Business, academia, politics and the administration pull together in Bonn to facilitate extensive networking between companies, as discussed at the annual Bonn economics conference.
HistoryThe history of Bonn dates back over 2,000 years when 'Bonna' was established as a Roman camp in around 20 BC. Over the centuries the camp became a settlement, fortified town and eventually the residence of a prince elector.
From 1949 to 1990, Bonn was the capital of West Germany and the official seat of government. When Berlin regained its status as capital, the national parliament and many national government institutions relocated from Bonn to Berlin in 1994. Since then Bonn has remained a political centre and is now home to six out of fifteen ministries. The President of Germany and the Chancellor still maintain a second official residence in Bonn.
Bonn's famous skyscraper, the Langer Eugen, which housed offices of members of parliament until they moved to Berlin, is now used by 19 organisations within the United Nations. It forms the centre of the UN campus.
Living in BonnCulturally speaking, Bonn has a lot to offer. The Museum Mile features the art and exhibition hall with a sculpture garden on the roof, the House of History, the König research museum (one of Germany's best natural history museums) and more.
As the birthplace of Ludwig van Beethoven, Bonn has established the annual Beethoven Festival which attracts thousands of visitors from both Germany and further afield.
The Rhine promenade affords a wonderful view of the Siebengebirge hills including Castle Drachenburg or Nightingale Valley. Cologne and the Ruhr area are just a short distance away, providing a variety of options for taking trips as well as the benefits of proximity to Cologne Airport, good infrastructure and international connections. By nationwide comparison rents are relatively low.
Typical aspects of BonnThe Post Tower of the Deutsche Post is the city's tallest building and dominates the skyline.
As a Rhineland city, carnival is naturally a very important occasion in Bonn. Once a year the revellers take over and wear colourful costumes and throw sweets as decorated floats parade through the streets.
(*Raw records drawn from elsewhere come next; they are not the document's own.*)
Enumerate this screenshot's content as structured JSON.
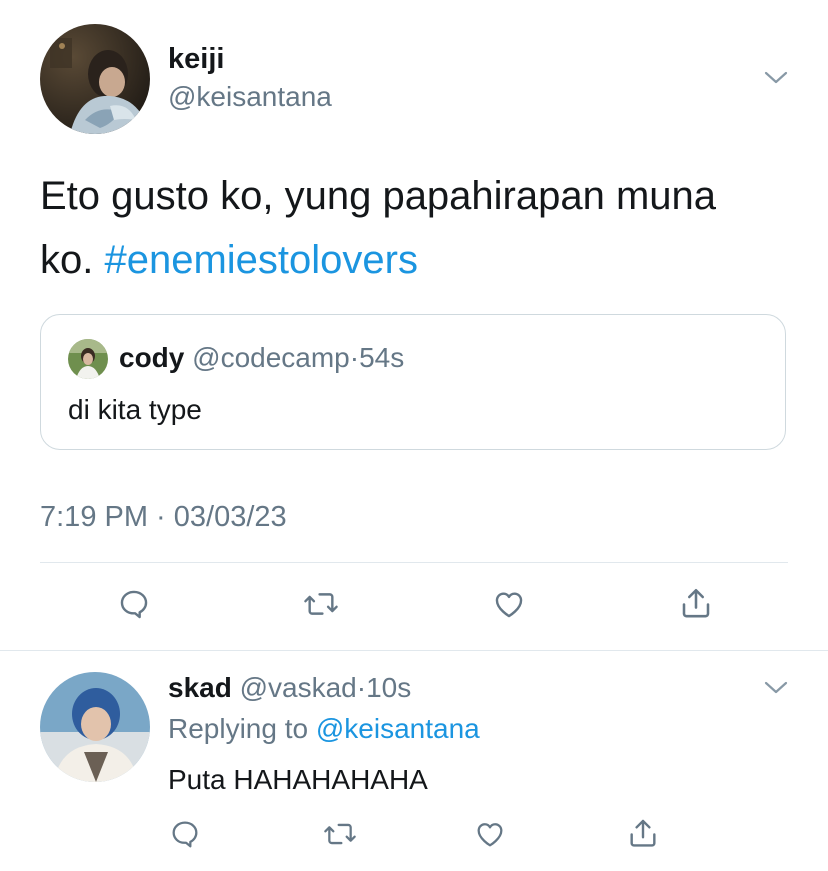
{
  "tweet": {
    "author_name": "keiji",
    "author_handle": "@keisantana",
    "text_line1": "Eto gusto ko, yung papahirapan muna",
    "text_line2": "ko.",
    "hashtag": "#enemiestolovers",
    "timestamp": "7:19 PM · 03/03/23",
    "quoted": {
      "author_name": "cody",
      "author_handle": "@codecamp",
      "time": "·54s",
      "text": "di kita type"
    },
    "actions": [
      "reply-icon",
      "retweet-icon",
      "like-icon",
      "share-icon"
    ]
  },
  "reply": {
    "author_name": "skad",
    "author_handle": "@vaskad",
    "time": "·10s",
    "replying_prefix": "Replying to",
    "replying_handle": "@keisantana",
    "text": "Puta HAHAHAHAHA",
    "actions": [
      "reply-icon",
      "retweet-icon",
      "like-icon",
      "share-icon"
    ]
  },
  "colors": {
    "link_blue": "#1b95e0",
    "secondary_gray": "#657786",
    "divider": "#e1e8ed"
  }
}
Due to having no more than 300,000 residents, Bonn is jokingly referred to as the 'Federal Village'. The locals are relaxed enough to take such banter in their stride.
academics :: July 2010